** Opening Input records block **
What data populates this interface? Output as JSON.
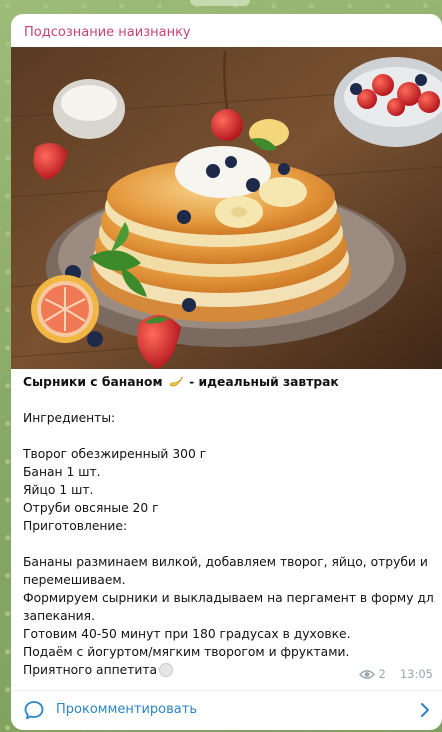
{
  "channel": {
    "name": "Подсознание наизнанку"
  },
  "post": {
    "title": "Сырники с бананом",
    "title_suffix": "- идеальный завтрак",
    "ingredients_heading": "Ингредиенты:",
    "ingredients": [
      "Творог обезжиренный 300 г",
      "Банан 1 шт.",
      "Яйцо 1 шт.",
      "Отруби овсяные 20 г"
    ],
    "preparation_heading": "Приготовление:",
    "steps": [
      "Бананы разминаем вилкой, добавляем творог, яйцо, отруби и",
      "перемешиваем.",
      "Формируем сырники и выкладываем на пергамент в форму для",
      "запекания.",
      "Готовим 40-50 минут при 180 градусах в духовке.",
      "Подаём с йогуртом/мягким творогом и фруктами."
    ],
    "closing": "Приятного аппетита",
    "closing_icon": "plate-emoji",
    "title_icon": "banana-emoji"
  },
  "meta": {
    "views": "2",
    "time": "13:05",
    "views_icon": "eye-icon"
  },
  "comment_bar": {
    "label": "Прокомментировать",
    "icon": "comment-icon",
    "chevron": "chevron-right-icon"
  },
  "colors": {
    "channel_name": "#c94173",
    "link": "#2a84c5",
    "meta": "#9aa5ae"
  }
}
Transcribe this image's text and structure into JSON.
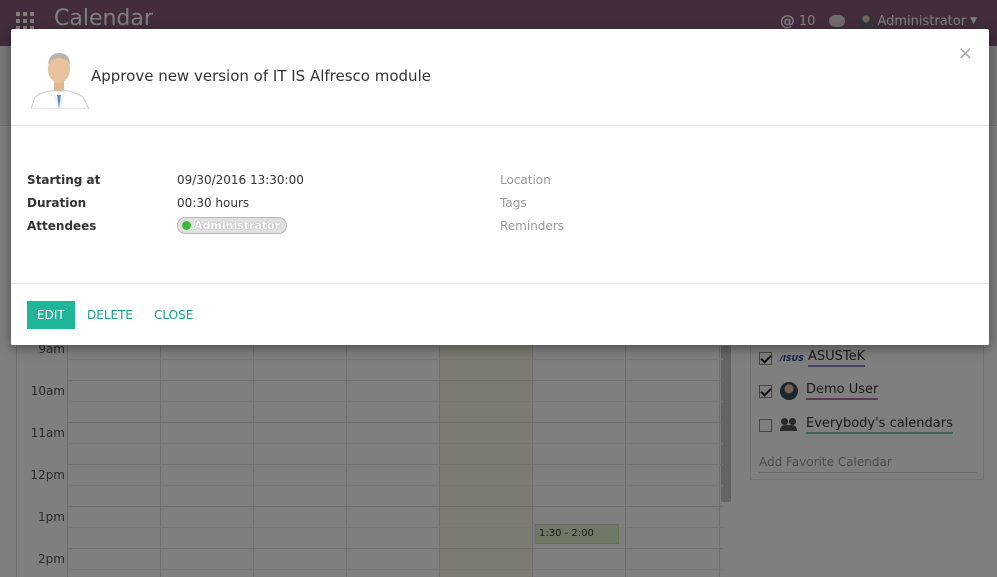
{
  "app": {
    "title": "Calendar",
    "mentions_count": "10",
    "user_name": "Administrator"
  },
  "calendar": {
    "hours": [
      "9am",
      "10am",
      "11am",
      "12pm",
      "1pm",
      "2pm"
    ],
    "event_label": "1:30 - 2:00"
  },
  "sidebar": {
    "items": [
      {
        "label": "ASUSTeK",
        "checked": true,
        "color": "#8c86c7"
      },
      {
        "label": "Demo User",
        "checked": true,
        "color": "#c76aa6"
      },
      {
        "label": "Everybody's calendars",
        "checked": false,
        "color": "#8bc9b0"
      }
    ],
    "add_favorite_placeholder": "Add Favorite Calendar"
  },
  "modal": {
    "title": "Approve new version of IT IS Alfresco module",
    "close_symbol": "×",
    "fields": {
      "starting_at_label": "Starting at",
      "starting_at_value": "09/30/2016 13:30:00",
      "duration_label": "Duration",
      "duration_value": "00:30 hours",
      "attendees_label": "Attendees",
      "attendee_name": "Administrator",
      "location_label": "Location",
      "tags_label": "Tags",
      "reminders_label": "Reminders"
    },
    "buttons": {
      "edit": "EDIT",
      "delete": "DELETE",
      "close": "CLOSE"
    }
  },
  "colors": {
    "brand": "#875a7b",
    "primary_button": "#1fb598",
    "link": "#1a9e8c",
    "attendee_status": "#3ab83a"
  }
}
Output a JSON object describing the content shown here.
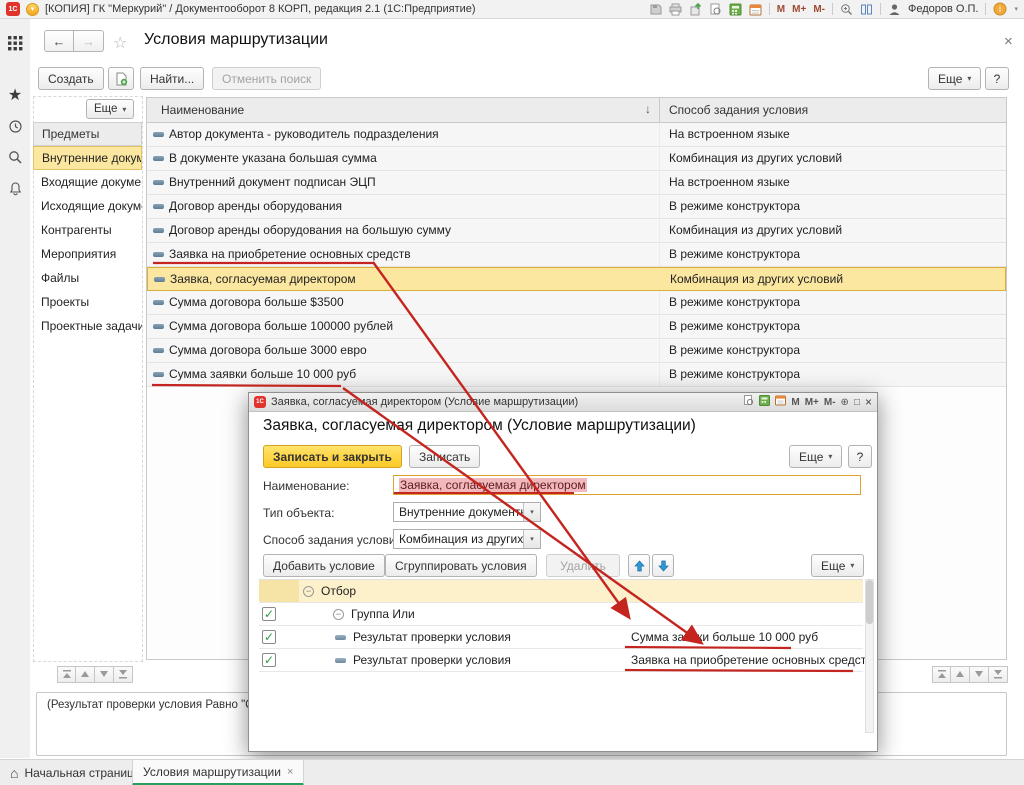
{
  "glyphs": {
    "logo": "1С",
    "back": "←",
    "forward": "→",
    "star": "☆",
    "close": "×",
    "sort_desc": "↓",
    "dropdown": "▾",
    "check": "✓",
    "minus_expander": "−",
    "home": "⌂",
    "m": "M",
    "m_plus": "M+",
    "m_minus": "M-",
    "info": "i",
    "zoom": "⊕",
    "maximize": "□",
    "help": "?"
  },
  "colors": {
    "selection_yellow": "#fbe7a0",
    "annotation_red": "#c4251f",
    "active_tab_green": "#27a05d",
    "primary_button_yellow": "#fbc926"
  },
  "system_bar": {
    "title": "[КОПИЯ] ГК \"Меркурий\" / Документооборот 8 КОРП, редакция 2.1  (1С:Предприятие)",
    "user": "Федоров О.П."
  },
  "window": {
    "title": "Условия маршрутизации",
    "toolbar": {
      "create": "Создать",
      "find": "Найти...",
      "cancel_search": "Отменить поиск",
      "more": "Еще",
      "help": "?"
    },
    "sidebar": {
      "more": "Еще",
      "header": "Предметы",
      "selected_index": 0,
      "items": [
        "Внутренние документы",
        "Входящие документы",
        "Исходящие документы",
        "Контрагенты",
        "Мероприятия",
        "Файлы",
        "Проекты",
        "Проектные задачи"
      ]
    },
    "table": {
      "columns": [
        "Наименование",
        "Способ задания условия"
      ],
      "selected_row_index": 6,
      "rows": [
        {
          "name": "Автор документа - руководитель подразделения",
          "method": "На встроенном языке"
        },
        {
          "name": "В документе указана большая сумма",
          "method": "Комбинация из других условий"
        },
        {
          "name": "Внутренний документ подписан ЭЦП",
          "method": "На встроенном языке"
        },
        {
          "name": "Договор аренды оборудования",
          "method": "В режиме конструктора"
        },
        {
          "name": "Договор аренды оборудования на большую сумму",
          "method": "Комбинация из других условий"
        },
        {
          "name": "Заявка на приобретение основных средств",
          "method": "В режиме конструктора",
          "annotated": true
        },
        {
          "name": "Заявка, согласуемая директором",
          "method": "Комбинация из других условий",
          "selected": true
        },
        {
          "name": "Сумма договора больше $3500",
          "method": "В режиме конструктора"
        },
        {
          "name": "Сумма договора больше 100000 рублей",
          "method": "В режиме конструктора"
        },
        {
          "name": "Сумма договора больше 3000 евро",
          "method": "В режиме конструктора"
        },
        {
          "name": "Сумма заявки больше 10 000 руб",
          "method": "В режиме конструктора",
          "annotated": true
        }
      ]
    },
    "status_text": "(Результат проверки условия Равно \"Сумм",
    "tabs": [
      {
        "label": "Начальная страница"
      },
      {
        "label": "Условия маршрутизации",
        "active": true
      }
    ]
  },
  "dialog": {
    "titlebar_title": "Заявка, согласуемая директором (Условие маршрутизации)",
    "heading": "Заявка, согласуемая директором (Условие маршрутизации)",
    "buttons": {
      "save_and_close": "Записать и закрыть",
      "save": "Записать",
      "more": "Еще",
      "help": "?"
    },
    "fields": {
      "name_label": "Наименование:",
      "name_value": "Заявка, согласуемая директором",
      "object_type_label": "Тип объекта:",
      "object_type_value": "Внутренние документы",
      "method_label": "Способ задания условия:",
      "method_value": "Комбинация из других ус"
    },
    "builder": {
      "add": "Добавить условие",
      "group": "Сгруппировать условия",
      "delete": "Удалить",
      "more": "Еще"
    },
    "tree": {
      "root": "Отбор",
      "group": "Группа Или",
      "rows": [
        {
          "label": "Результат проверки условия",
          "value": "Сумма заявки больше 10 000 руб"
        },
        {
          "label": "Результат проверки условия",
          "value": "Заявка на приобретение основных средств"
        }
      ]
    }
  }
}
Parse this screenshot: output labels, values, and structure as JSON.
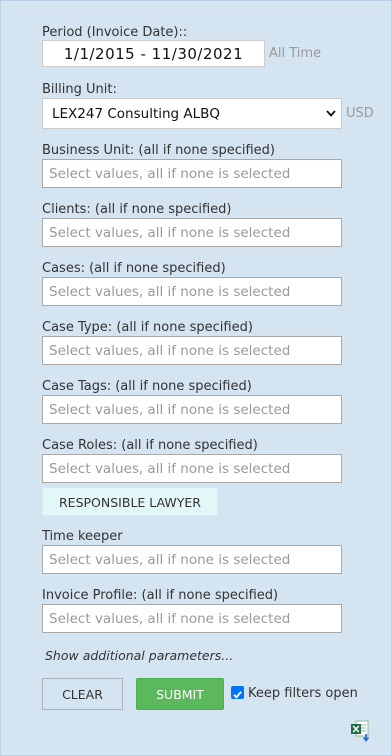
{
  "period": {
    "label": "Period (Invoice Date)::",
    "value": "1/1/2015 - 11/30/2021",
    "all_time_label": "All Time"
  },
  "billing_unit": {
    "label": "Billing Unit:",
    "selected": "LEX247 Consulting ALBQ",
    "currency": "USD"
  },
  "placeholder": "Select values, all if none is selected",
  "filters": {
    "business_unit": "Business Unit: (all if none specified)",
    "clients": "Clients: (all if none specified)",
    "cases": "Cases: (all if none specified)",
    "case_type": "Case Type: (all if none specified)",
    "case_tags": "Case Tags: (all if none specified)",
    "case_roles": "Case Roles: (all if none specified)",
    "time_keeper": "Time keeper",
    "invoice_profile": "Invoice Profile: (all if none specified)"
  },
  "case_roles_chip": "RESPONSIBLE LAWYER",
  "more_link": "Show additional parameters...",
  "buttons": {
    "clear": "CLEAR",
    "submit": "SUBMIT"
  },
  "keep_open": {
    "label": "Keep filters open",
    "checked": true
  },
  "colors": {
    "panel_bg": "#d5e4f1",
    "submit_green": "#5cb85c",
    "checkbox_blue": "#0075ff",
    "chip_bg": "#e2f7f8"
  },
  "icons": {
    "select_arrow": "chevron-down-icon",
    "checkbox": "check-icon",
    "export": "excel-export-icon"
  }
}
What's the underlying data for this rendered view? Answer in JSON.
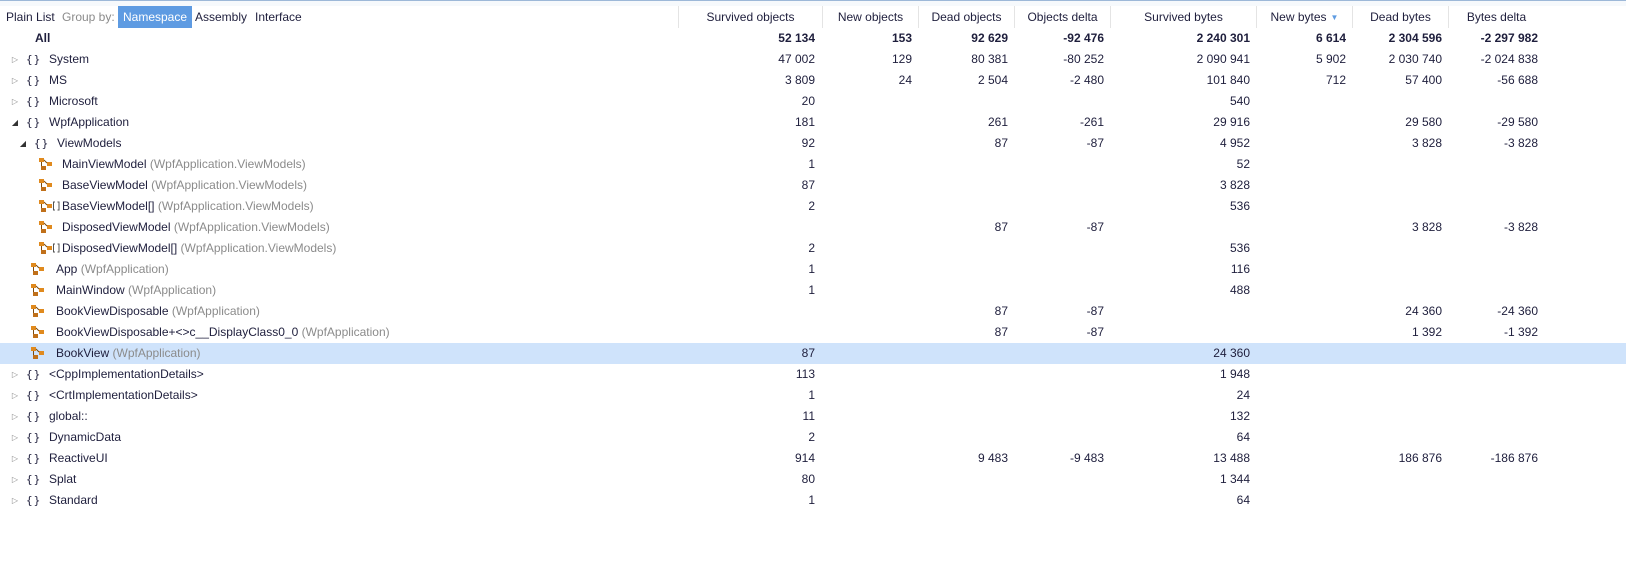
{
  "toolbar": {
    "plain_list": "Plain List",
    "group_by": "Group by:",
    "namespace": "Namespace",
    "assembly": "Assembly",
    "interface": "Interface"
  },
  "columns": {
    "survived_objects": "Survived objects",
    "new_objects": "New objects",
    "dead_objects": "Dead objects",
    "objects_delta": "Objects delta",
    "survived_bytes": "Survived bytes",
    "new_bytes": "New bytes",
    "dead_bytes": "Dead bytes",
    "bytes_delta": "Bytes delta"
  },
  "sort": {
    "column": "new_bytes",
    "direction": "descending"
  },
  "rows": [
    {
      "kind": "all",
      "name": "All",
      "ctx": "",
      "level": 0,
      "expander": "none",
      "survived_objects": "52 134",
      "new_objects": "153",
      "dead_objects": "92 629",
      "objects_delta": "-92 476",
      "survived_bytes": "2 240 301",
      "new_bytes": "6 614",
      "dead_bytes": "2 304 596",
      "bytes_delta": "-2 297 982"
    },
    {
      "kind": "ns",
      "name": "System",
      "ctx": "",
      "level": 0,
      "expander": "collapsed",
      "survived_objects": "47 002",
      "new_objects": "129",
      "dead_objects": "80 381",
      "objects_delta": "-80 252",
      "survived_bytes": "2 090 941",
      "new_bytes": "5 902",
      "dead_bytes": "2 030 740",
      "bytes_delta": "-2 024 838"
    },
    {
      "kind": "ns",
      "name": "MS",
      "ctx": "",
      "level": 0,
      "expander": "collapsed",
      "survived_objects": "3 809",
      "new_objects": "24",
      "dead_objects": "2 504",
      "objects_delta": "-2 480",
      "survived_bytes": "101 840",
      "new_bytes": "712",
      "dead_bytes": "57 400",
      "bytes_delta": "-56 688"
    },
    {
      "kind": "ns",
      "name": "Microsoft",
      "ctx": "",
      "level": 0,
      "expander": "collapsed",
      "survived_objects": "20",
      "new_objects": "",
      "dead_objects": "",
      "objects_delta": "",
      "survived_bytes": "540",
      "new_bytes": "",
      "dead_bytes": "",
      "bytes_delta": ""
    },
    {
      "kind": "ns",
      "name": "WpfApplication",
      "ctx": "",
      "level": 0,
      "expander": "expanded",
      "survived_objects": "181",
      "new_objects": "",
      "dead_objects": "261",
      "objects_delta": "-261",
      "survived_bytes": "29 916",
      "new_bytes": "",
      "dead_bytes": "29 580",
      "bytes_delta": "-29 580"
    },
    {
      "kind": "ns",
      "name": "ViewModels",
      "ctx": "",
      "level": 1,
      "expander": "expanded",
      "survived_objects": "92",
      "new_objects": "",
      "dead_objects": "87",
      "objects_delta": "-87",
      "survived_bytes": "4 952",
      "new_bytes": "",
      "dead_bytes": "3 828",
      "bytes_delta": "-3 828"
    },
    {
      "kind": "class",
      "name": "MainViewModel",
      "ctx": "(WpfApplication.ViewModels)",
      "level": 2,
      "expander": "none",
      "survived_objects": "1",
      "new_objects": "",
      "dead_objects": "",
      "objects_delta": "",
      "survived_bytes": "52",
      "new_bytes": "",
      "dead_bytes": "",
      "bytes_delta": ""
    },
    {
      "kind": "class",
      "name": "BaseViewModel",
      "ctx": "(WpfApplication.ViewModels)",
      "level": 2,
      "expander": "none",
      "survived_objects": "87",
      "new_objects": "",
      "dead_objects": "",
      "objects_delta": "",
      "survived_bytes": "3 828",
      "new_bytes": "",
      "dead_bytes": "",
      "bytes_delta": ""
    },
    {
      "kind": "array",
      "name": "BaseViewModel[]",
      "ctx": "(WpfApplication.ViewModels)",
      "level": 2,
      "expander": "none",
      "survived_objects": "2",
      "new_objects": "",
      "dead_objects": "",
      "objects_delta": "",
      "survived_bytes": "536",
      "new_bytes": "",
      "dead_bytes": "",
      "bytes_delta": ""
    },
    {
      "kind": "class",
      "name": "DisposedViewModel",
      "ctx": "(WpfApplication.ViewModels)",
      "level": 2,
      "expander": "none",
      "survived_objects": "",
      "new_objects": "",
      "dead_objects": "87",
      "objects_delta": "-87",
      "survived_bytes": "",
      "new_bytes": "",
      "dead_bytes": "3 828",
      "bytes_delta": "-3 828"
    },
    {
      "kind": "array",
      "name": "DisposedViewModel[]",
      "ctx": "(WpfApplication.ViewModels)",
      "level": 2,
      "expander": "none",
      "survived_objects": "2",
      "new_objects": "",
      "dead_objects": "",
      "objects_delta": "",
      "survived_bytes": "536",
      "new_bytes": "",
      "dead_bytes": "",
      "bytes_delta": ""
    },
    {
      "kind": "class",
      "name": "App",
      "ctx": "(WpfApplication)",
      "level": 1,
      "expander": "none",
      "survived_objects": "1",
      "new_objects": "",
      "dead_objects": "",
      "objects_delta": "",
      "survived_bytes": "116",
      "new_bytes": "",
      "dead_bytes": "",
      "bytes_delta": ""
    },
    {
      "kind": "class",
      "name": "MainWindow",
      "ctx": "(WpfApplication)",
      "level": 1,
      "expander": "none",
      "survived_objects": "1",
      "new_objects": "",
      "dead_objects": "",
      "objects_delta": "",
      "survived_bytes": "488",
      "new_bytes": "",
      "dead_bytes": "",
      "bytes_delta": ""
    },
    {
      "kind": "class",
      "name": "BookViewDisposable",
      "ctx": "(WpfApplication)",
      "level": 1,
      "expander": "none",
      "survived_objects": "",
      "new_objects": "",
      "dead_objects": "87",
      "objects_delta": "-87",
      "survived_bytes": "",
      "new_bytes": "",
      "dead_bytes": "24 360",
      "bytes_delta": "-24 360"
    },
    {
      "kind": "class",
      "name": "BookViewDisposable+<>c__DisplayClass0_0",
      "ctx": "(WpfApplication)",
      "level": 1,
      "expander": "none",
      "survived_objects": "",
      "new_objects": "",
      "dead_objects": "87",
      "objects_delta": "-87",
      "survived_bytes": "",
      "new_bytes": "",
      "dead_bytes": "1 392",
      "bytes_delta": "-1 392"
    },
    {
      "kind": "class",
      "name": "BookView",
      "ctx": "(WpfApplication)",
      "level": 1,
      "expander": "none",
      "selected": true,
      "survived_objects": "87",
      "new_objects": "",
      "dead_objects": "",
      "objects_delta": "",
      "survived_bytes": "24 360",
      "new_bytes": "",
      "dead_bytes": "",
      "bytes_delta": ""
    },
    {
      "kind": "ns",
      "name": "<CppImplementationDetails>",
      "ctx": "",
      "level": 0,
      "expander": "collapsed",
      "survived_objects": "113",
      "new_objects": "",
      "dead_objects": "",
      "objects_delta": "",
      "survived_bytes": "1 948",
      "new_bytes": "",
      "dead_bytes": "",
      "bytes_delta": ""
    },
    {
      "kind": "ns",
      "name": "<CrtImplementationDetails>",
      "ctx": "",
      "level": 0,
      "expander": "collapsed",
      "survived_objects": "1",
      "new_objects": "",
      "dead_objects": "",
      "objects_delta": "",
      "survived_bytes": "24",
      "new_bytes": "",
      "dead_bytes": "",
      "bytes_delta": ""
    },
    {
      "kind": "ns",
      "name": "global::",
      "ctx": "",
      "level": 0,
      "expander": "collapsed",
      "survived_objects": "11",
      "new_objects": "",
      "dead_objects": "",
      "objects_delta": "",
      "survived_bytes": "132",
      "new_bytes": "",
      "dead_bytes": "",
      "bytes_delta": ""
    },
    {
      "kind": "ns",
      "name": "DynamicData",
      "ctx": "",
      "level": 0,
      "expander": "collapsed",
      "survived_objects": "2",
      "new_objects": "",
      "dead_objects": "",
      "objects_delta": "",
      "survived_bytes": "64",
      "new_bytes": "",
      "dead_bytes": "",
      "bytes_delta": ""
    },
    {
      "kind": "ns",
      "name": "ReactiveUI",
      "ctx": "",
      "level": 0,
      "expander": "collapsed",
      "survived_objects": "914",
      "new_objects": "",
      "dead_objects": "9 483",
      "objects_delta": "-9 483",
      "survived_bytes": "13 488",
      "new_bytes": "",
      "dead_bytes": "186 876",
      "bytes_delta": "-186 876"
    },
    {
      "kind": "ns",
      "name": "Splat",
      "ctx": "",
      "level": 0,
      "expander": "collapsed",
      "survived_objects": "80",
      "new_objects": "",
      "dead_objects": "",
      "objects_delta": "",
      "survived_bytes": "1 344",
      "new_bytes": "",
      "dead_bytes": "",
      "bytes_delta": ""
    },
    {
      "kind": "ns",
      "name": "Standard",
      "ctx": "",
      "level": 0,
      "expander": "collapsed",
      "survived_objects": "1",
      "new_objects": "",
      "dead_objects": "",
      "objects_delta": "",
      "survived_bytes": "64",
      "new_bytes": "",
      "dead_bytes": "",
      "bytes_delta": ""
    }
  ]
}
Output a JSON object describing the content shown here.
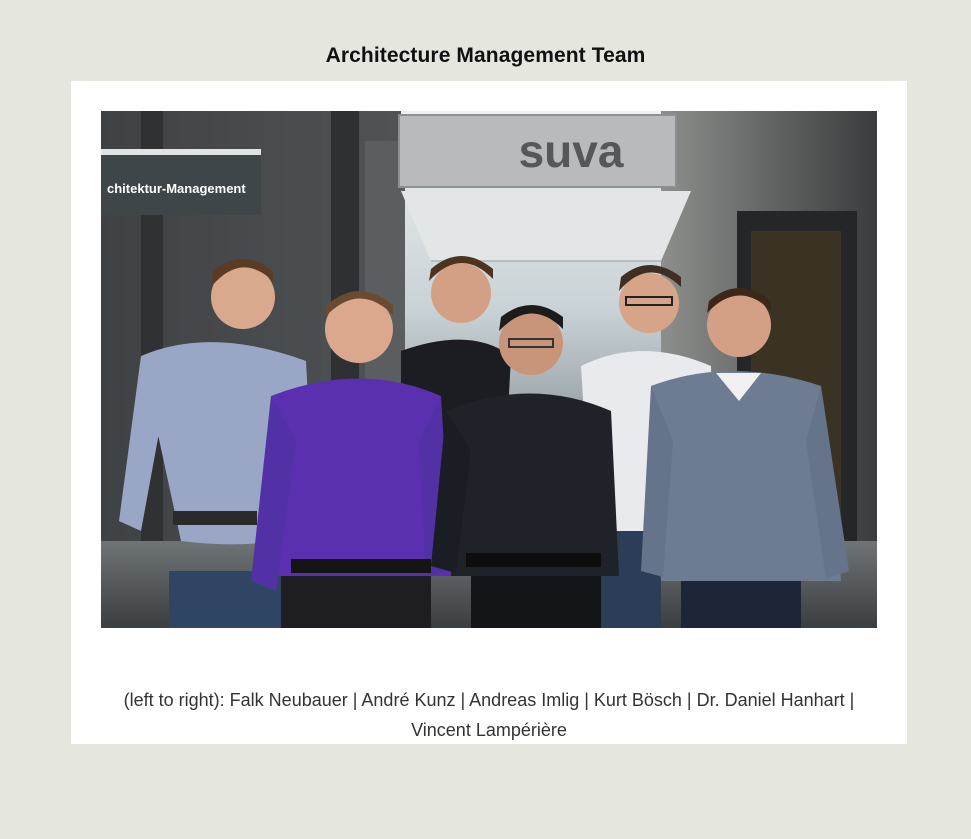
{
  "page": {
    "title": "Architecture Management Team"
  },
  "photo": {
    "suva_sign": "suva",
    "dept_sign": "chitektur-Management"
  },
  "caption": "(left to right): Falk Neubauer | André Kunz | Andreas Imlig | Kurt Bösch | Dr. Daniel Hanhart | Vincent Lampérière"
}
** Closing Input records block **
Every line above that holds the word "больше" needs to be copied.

• [Written solution]:
          "name": "Сумма договора больше $3500",
          "name": "Сумма договора больше 100000 рублей",
          "name": "Сумма договора больше 3000 евро",
          "name": "Сумма заявки больше 10 000 руб",
          "value": "Сумма заявки больше 10 000 руб"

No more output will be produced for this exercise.